Aim of the task: Your task is to copy each line of the material that includes "tagline".

Supplied material:
****
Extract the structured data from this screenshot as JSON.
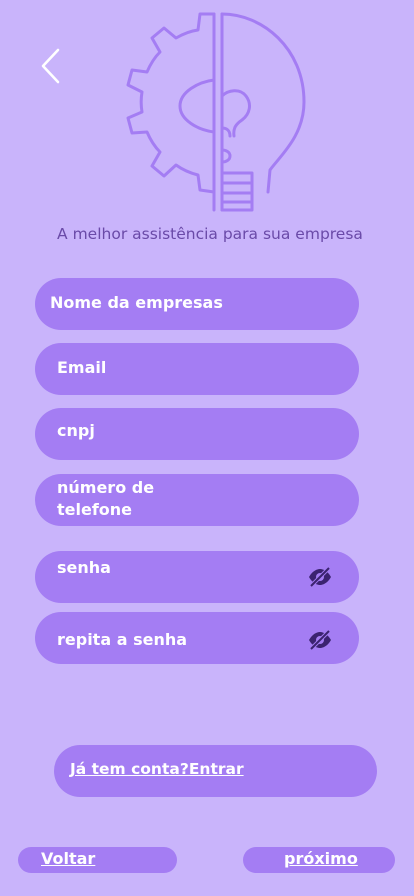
{
  "header": {
    "tagline": "A melhor assistência para sua empresa"
  },
  "form": {
    "company_name_label": "Nome da empresas",
    "email_label": "Email",
    "cnpj_label": "cnpj",
    "phone_label_line1": "número de",
    "phone_label_line2": "telefone",
    "password_label": "senha",
    "repeat_password_label": "repita a senha"
  },
  "links": {
    "login": "Já tem conta?Entrar"
  },
  "footer": {
    "back_label": "Voltar",
    "next_label": "próximo "
  },
  "icons": {
    "back": "chevron-left-icon",
    "logo": "gear-lightbulb-logo",
    "password_toggle": "eye-off-icon"
  },
  "colors": {
    "background": "#c9b4fb",
    "field": "#a47df3",
    "logo_stroke": "#a47df3",
    "tagline": "#6a4aa8",
    "text_on_field": "#ffffff"
  }
}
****
Final answer:
    "tagline": "A melhor assistência para sua empresa"
    "tagline": "#6a4aa8",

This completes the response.